Medicare Confusion

Published January 1, 2004

More than two-thirds of seniors are confused about the new Medicare Reform Act.

A survey by the Kaiser Family Foundation shows only 15 percent of people over age 65 understand it. Those under age 65 are even more confused.

The new law added prescription benefits to Medicare. Nearly 70 percent of those interviewed did not understand that it was a bill passed in Congress and signed into law by President George W. Bush.

Both sides have launched advertising campaigns about the law, with Democrats complaining the government’s ads amount to political advertising. In a classic example of wasted time and money, Democrats have asked for an investigation.

The lack of understanding makes the situation ripe for political demagoguery on both sides as we enter the election season. The president will say he delivered a good prescription drug law and the Democratic candidate will say it’s a bad law.
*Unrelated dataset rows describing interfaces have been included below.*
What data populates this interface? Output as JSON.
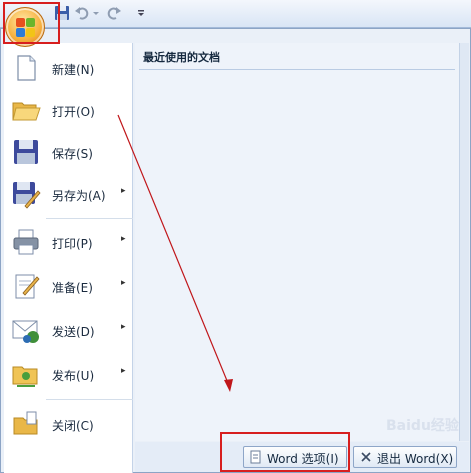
{
  "quick_access": {
    "icons": [
      "save-icon",
      "undo-icon",
      "dropdown-icon",
      "redo-icon",
      "customize-icon"
    ]
  },
  "office_button": {
    "icon": "office-logo-icon"
  },
  "menu": {
    "items": [
      {
        "label": "新建(N)",
        "icon": "new-document-icon",
        "has_submenu": false
      },
      {
        "label": "打开(O)",
        "icon": "open-folder-icon",
        "has_submenu": false
      },
      {
        "label": "保存(S)",
        "icon": "save-disk-icon",
        "has_submenu": false
      },
      {
        "label": "另存为(A)",
        "icon": "save-as-icon",
        "has_submenu": true
      },
      {
        "label": "打印(P)",
        "icon": "printer-icon",
        "has_submenu": true
      },
      {
        "label": "准备(E)",
        "icon": "prepare-icon",
        "has_submenu": true
      },
      {
        "label": "发送(D)",
        "icon": "send-icon",
        "has_submenu": true
      },
      {
        "label": "发布(U)",
        "icon": "publish-icon",
        "has_submenu": true
      },
      {
        "label": "关闭(C)",
        "icon": "close-folder-icon",
        "has_submenu": false
      }
    ],
    "submenu_arrow": "▸"
  },
  "recent_documents": {
    "title": "最近使用的文档"
  },
  "buttons": {
    "word_options": "Word 选项(I)",
    "exit_word": "退出 Word(X)"
  },
  "watermark": "Baidu经验",
  "colors": {
    "highlight": "#d71e1e",
    "arrow": "#c0161a",
    "office_orange": "#f7b13f"
  }
}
That raises an important question: If you don’t understand the law, how can you judge it?

Implementation of the permanent Medicare drug benefit is still two years away. But right now, there is obviously a huge need for seniors to have more accurate information. This is, of course, the very reason the Bush administration ads are running.

It’s your health folks. You need to know what’s truth and what’s fiction.

IT’S YOUR HEALTH is written by Conrad Meier, senior fellow in health policy at The Heartland Institute. This program is produced as a public service by Radio America. Meier passed away unexpectedly on March 18, 2005.